My father spent his whole working life as Assistant Medical Superintendent to the Hawke's Bay Hospital Board and we lived in the large home in the grounds of the Hastings Memorial Hospital. He spent the last few weeks of his life under the medical and nursing care of what was his beloved hospital. He passed away in October 2006 and lies in the urupa at Kohupatiki next to his mother, Warihia and his kuia, Heeni Unaiki.
Father’s thesis sits on the desk in my office.
Around the branches
In preparation for the conference to be hosted by the Canterbury Branch in 2011, the Committee has decided not to undertake any other seminars or workshops this year. Towards the end of last year we undertook the task of archiving our old branch records which dated back to ANZSERCH days, prior to the formation of PHA New Zealand. This is now complete and we are seeking a 'home' for the records.
We have continued advocacy work, including submissions to the Law Commission on alcohol control, to Parliamentarians following the child discipline referendum, and to the Horn Committee on the matter of keeping a strong public health presence in the health system. We recently put in a submission to the Christchurch City Council expressing our concern about the application made by the Metropolitan Trotting Club for an extra 18 electronic gaming machines.
The City Council subsequently declined the application by 10 votes to two.
The branch provided support for the Dunedin conference with sponsorship of two registrations and the Health Promotion Breakfast, run by the Health Promotion Forum.
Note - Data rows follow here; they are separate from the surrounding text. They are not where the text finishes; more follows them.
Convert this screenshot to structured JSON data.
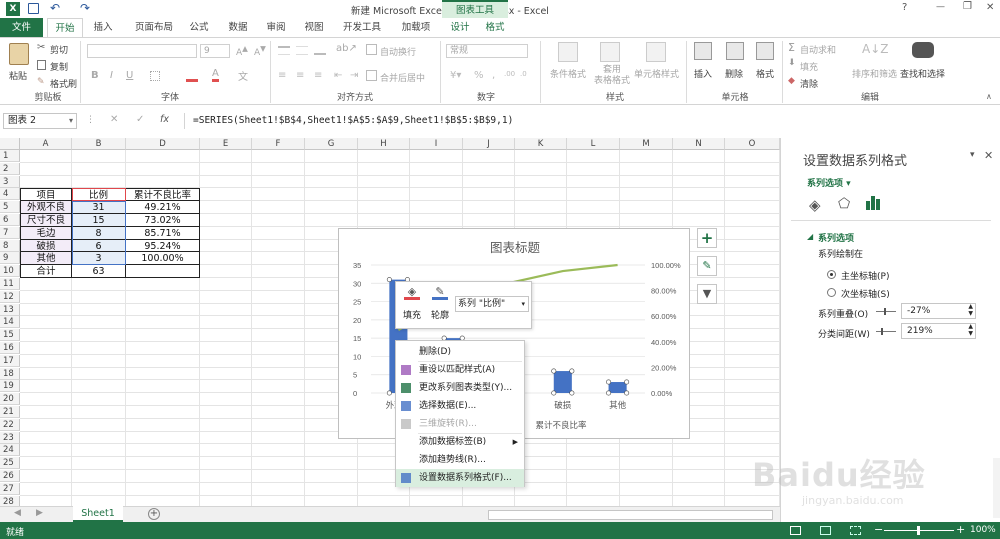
{
  "title": {
    "window_title": "新建 Microsoft Excel 工作表 (4).xlsx - Excel",
    "chart_tools": "图表工具",
    "help": "?",
    "minimize": "—",
    "restore": "❐",
    "close": "✕"
  },
  "tabs": [
    "文件",
    "开始",
    "插入",
    "页面布局",
    "公式",
    "数据",
    "审阅",
    "视图",
    "开发工具",
    "加载项",
    "设计",
    "格式"
  ],
  "ribbon": {
    "clipboard": {
      "paste": "粘贴",
      "cut": "剪切",
      "copy": "复制",
      "format_painter": "格式刷",
      "label": "剪贴板"
    },
    "font": {
      "size": "9",
      "label": "字体"
    },
    "alignment": {
      "wrap": "自动换行",
      "merge": "合并后居中",
      "label": "对齐方式"
    },
    "number": {
      "format": "常规",
      "label": "数字"
    },
    "styles": {
      "conditional": "条件格式",
      "table": "套用\n表格格式",
      "cell_styles": "单元格样式",
      "label": "样式"
    },
    "cells": {
      "insert": "插入",
      "delete": "删除",
      "format": "格式",
      "label": "单元格"
    },
    "editing": {
      "autosum": "自动求和",
      "fill": "填充",
      "clear": "清除",
      "sort": "排序和筛选",
      "find": "查找和选择",
      "label": "编辑"
    }
  },
  "formula_bar": {
    "name_box": "图表 2",
    "fx": "fx",
    "formula": "=SERIES(Sheet1!$B$4,Sheet1!$A$5:$A$9,Sheet1!$B$5:$B$9,1)"
  },
  "columns": [
    "A",
    "B",
    "D",
    "E",
    "F",
    "G",
    "H",
    "I",
    "J",
    "K",
    "L",
    "M",
    "N",
    "O"
  ],
  "rows": [
    "1",
    "2",
    "3",
    "4",
    "5",
    "6",
    "7",
    "8",
    "9",
    "10",
    "11",
    "12",
    "13",
    "14",
    "15",
    "16",
    "17",
    "18",
    "19",
    "20",
    "21",
    "22",
    "23",
    "24",
    "25",
    "26",
    "27",
    "28"
  ],
  "table": {
    "headers": [
      "项目",
      "比例",
      "累计不良比率"
    ],
    "rows": [
      [
        "外观不良",
        "31",
        "49.21%"
      ],
      [
        "尺寸不良",
        "15",
        "73.02%"
      ],
      [
        "毛边",
        "8",
        "85.71%"
      ],
      [
        "破损",
        "6",
        "95.24%"
      ],
      [
        "其他",
        "3",
        "100.00%"
      ],
      [
        "合计",
        "63",
        ""
      ]
    ]
  },
  "chart_data": {
    "type": "bar",
    "title": "图表标题",
    "categories": [
      "外观不良",
      "尺寸不良",
      "毛边",
      "破损",
      "其他"
    ],
    "visible_category_labels": [
      "外观不",
      "",
      "",
      "破损",
      "其他"
    ],
    "series": [
      {
        "name": "比例",
        "values": [
          31,
          15,
          8,
          6,
          3
        ],
        "axis": "primary",
        "color": "#4472c4"
      },
      {
        "name": "累计不良比率",
        "values": [
          0.4921,
          0.7302,
          0.8571,
          0.9524,
          1.0
        ],
        "axis": "secondary",
        "type": "line",
        "color": "#9bbb59"
      }
    ],
    "ylim": [
      0,
      35
    ],
    "yticks": [
      "0",
      "5",
      "10",
      "15",
      "20",
      "25",
      "30",
      "35"
    ],
    "y2lim": [
      0,
      1
    ],
    "y2ticks": [
      "0.00%",
      "20.00%",
      "40.00%",
      "60.00%",
      "80.00%",
      "100.00%"
    ],
    "legend_partial": "累计不良比率"
  },
  "mini_toolbar": {
    "fill": "填充",
    "outline": "轮廓",
    "series_select": "系列 \"比例\""
  },
  "context_menu": [
    {
      "label": "删除(D)",
      "enabled": true,
      "icon": ""
    },
    {
      "label": "重设以匹配样式(A)",
      "enabled": true,
      "icon": "reset"
    },
    {
      "label": "更改系列图表类型(Y)...",
      "enabled": true,
      "icon": "chart"
    },
    {
      "label": "选择数据(E)...",
      "enabled": true,
      "icon": "data"
    },
    {
      "label": "三维旋转(R)...",
      "enabled": false,
      "icon": "rotate"
    },
    {
      "label": "添加数据标签(B)",
      "enabled": true,
      "icon": "",
      "submenu": true
    },
    {
      "label": "添加趋势线(R)...",
      "enabled": true,
      "icon": ""
    },
    {
      "label": "设置数据系列格式(F)...",
      "enabled": true,
      "icon": "format",
      "highlighted": true
    }
  ],
  "pane": {
    "title": "设置数据系列格式",
    "subtitle": "系列选项",
    "section": "系列选项",
    "plot_on": "系列绘制在",
    "primary": "主坐标轴(P)",
    "secondary": "次坐标轴(S)",
    "overlap_label": "系列重叠(O)",
    "overlap_value": "-27%",
    "gap_label": "分类间距(W)",
    "gap_value": "219%"
  },
  "sheet_tab": "Sheet1",
  "status": {
    "ready": "就绪",
    "zoom": "100%"
  },
  "watermark": {
    "brand": "Baidu经验",
    "url": "jingyan.baidu.com"
  },
  "colors": {
    "excel_green": "#217346",
    "accent": "#2e75b6"
  }
}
We were proud and delighted that one of our number, Cheryl Brunton, was honoured as Public Health Champion 2010.
We have a strong and enthusiastic group together to organise the Conference to be held at the University of Canterbury Campus from 31 August to 2 September 2011. We are looking forward to the opportunity of hosting this event and will endeavour to make this a memorable and successful event.
National Office roundup
Activities have remained focused on the conference which has meant immediate media activity has taken a bit of a back seat. We will however be going out to the media in the next few weeks as we work with members on our campaign to influence local government and DHB elections.
Other local government work is taking up office time along with our continuing to participate with the Ministry of Health on implementing the Public Health Workforce Development Plan Te Uru Kahikatea, with a particular focus on developing an undergraduate certificate in public health and a code of ethics.
On 8 September Māori Party MP Rahui Katene's Members Bill to remove GST from healthy food was defeated at its first reading. We were immediately able to issue our media release calling on government to consider other ways of increasing the affordability of healthy food. We did this in partnership with Agencies for Nutrition Action.
Energy strategies submission
We have also found time to make a submission on the draft New Zealand Energy Strategy and the draft New Zealand Energy Efficiency and Conservation Strategy.
We are pleased to see government developing energy strategies that consider a wide range of energy options. We are particularly pleased to see the inclusion of affordability, sustainability and concern for the environment.
However, a major concern is that the strategies place these issues and the wellbeing of New Zealanders secondary to the policy goal of enhancing the economy. Health is very much influenced by energy availability and policies. Economic wellbeing is hugely important, but government policy must offer a balanced future.
In the media
PHA media releases are archived online at www.pha.org.nz/keydocs.html#mediareleases.